The traces of the camp extend over an extensive area, but there is no evidence that they have ever been investigated archaeologically, and no plans of the camp are known to exist.
In October 1942 approval was given for the expansion of the anti-aircraft defences in Cockburn Sound. As troops were now needed to fight in New Guinea, there were minimal numbers of men left to defend the western coastline.
Therefore, more women were recruited to Australian Women’s Army Service (AWAS) to be trained for the Artillery Corps. Recruitment commenced in July 1942. Training included use of .303 rifles, the Bren Gun for guard duty, identifying aircraft, and technical issues such as operating lamps, generators, and communications.
Although the ‘searchlight girls’ were supposed to be non-combatants, as more men were transferred from the coastline defences, the responsibility for firing guns now lay with the women. On completion of training the AWAS women were posted to gun and searchlight stations.
66 Searchlight Battery became operational on 8 April 1943, with stations located in Bibra Lake, Swanbourne, Como, Mosman Park and Kings Park.
One troop attached to 66 S/L Bty was camped at Bibra Lake, where prefabricated huts were erected. No account of day-to-day life at Bibra Lake itself has been uncovered during the writing of this report. However, an equivalent Queensland AWAS Searchlight Station reveals likely similarities:
[Sixteen] women—members of the AWAS—control a searchlight station…
It is an all-women show, this searchlight detachment… The girls start, maintain and manage the large, portable generator motors; manipulate, swing and control the lights, look after the control pillar and sort out their own calculations.
In addition, they do their own cooking, wait on themselves and stand their own sentry across the rough track that leads into the camp.
They maintain a 24-hour ‘spotter’ watch for aircraft, log the coming and going of planes and, when necessary, turn out to their stations on the lights at night.
They're doing a 24-hour day job, those girls, and the tidiness of the camp, the clean, dull gleaming parts of the big searchlights and the motors, the smartness with which they move, say that they are doing it well.
There is nothing palatial about their camp. They sleep in tents that are perched on the hilltop, stony and dusty, dirty…
They remain there six days a week, constantly polishing, always ready. Then, on one day, they are free to go below and enjoy the life of the town.
The average age of the girls is 19—which is very young for the highly skilled job that they are performing…

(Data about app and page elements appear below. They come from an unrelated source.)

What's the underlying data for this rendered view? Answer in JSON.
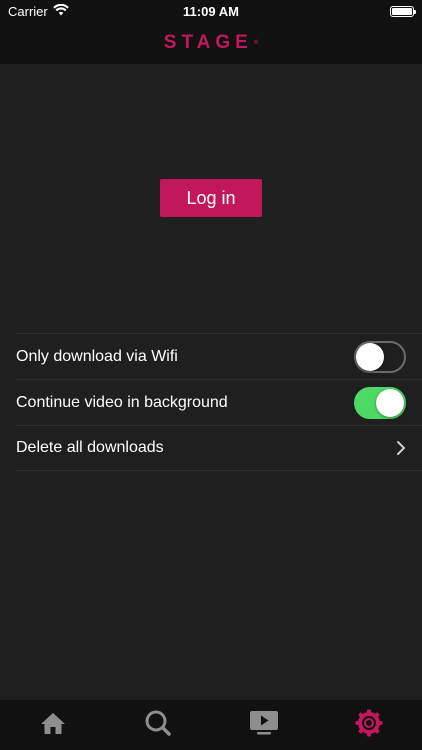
{
  "status_bar": {
    "carrier": "Carrier",
    "time": "11:09 AM",
    "wifi_icon": "wifi-icon",
    "battery_icon": "battery-icon"
  },
  "header": {
    "logo_text": "STAGE",
    "logo_mark": "®",
    "brand_color": "#c2185b"
  },
  "login": {
    "button_label": "Log in"
  },
  "settings": {
    "items": [
      {
        "label": "Only download via Wifi",
        "control": "toggle",
        "on": false
      },
      {
        "label": "Continue video in background",
        "control": "toggle",
        "on": true
      },
      {
        "label": "Delete all downloads",
        "control": "chevron"
      }
    ]
  },
  "tab_bar": {
    "tabs": [
      {
        "icon": "home-icon",
        "active": false
      },
      {
        "icon": "search-icon",
        "active": false
      },
      {
        "icon": "play-video-icon",
        "active": false
      },
      {
        "icon": "gear-icon",
        "active": true
      }
    ],
    "active_color": "#c2185b",
    "inactive_color": "#8e8e8e"
  },
  "colors": {
    "background": "#1f1f1f",
    "toggle_on": "#4cd964"
  }
}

All these girls have attended various service schools—aircraft recognition, electric plant maintenance and straight out schools for searchlight members. Most of them have 12 months’ service to their credit.
A Searchlight Station at Fremantle gives an indication of the type of buildings likely to have been at Bibra Lake. These included:
Combined Mess Kitchen and Recreation Room, built to represent a house, 36ft x 30ft x 25ft, with 6ft x 9ft lean-to at back. This was constructed of weatherboard, partially lined with jarrah dado and sisalkraft, a corrugated asbestos roof, a galvanised iron roof on the lean-to, and a wooden floor (at least in sections)
The Ablutions and Laundry block was 36ft x 9ft, constructed of timber with asbestos walls and partitions, and a corrugated asbestos roof.
The Latrines were 12ft x 9ft, with a timber frame bolted to a cement floor, with sheet asbestos walls and partitions, and a corrugated asbestos roof.
A Store Shed was 12ft. x 9ft, erected with second-hand galvanised iron and which had an earth floor.
Timber Command Post.
Other material on site included Steel Pickets and Barbed Wire.
In October 1945, all of the buildings on the site were auctioned, along with any water tanks, piping, and other structures associated with the camp. Aerial photography from just a few years later suggests the removal was effective, since no trace of the camp is visible.
In 2015, the former camp is now part of Beeliar Regional Park.
Other Searchlight Stations included:
55 Australian Battery, Alfred Road, Swanbourne
Searchlight Station 6, corner Victoria & Manning Streets, Mosman Park
108 Searchlight Troop, Bay View Terrace, Mosman Park
AASL Station 15, Mt Brown, Naval Base
AASL Station 11, North Jandakot
Searchlight Stations 7 & 136, North Lake Road, Applecross